European Union (EU) ministers have suspended a €495 million ($647 million) payment to Hungary after it failed to keep within EU budget deficit limits.

The unprecedented move marks the first time the Union has punished a member state for flouting the strict budget rules, which stipulate that no country can go above a debt ceiling of 3 percent of GDP.

The decision to withhold the nearly half a billion Euro cohesion fund money comes as a report from the OECD group of developed nations predicted that Hungary would slide into recession this year, Reuters reported.

Our understanding is that the suspension decision is going to go ahead, said one diplomat close to the talks, according to Reuters.

Hungary is seeking support to block the suspension but it would probably need the backing of all of Eastern Europe, and that is something it is not going to get.

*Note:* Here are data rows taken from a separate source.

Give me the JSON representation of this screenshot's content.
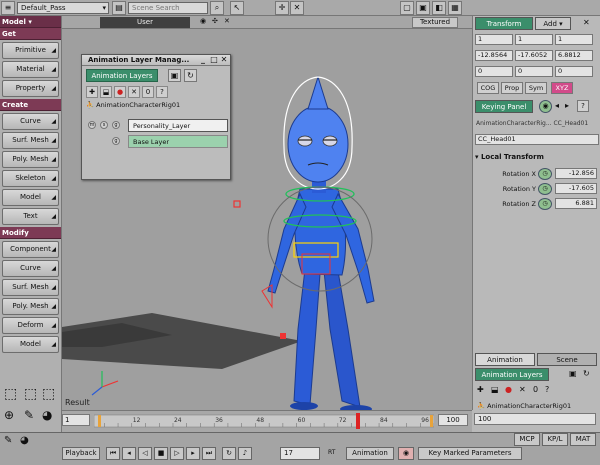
{
  "topbar": {
    "pass": "Default_Pass",
    "scene_search_placeholder": "Scene Search",
    "scene_search_value": "Scene Search"
  },
  "left_toolbar": {
    "module": "Model",
    "sections": [
      {
        "title": "Get",
        "items": [
          "Primitive",
          "Material",
          "Property"
        ]
      },
      {
        "title": "Create",
        "items": [
          "Curve",
          "Surf. Mesh",
          "Poly. Mesh",
          "Skeleton",
          "Model",
          "Text"
        ]
      },
      {
        "title": "Modify",
        "items": [
          "Component",
          "Curve",
          "Surf. Mesh",
          "Poly. Mesh",
          "Deform",
          "Model"
        ]
      }
    ]
  },
  "viewport": {
    "view": "User",
    "shading": "Textured",
    "result_label": "Result"
  },
  "anim_layer_manager": {
    "title": "Animation Layer Manag...",
    "tab": "Animation Layers",
    "rig": "AnimationCharacterRig01",
    "layers": [
      {
        "name": "Personality_Layer",
        "flags": [
          "m",
          "s",
          "g"
        ]
      },
      {
        "name": "Base Layer",
        "flags": [
          "g"
        ]
      }
    ]
  },
  "right_panel": {
    "tabs": [
      "Transform",
      "Add"
    ],
    "fields_row1": [
      "1",
      "1",
      "1"
    ],
    "fields_row2": [
      "-12.8564",
      "-17.6052",
      "6.8812"
    ],
    "fields_row3": [
      "0",
      "0",
      "0"
    ],
    "buttons": [
      "COG",
      "Prop",
      "Sym"
    ],
    "keying_panel": "Keying Panel",
    "path": "AnimationCharacterRig... CC_Head01",
    "object": "CC_Head01",
    "section": "Local Transform",
    "properties": [
      {
        "label": "Rotation X",
        "value": "-12.856"
      },
      {
        "label": "Rotation Y",
        "value": "-17.605"
      },
      {
        "label": "Rotation Z",
        "value": "6.881"
      }
    ]
  },
  "right_lower": {
    "tabs": [
      "Animation",
      "Scene"
    ],
    "layers_tab": "Animation Layers",
    "rig": "AnimationCharacterRig01"
  },
  "timeline": {
    "start": "1",
    "end": "100",
    "end2": "100",
    "ticks": [
      "12",
      "24",
      "36",
      "48",
      "60",
      "72",
      "84",
      "96"
    ],
    "current_marker": "72"
  },
  "bottom_bar": {
    "playback": "Playback",
    "frame": "17",
    "rt": "RT",
    "animation": "Animation",
    "key_marked": "Key Marked Parameters",
    "mcp": "MCP",
    "kpl": "KP/L",
    "mat": "MAT",
    "frame_end": "100"
  },
  "colors": {
    "section": "#7d3a55",
    "accent_green": "#3b8e6b",
    "character_blue": "#2b5bd6"
  }
}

With the EU loan gone, Hungarian Prime Minister Viktor Orban will struggle to prop up the country's economy and stabilize the ailing forint currency.

Currently, 23 of the EU's 27 member states, including France and Germany, have exceeded the three percent limit.

But Hungary is the first to have the development money, intended to help it catch up with its richer neighbors, canceled.

The move is not popular with all the member countries, with many preferring a more uniform approach.

 We would have preferred to give Hungary some time to fall into line, Austrian Finance Minister Maria Fekter told Reuters.

We must treat all states in the same way.

According to reports, the suspension is intended to make an example of Budapest after Orban ignored warnings over the budget deficit and passed several unpopular laws, such as Europe's highest banking tax, and a new central bank law.

Critics have labeled the new laws ineffective and undemocratic.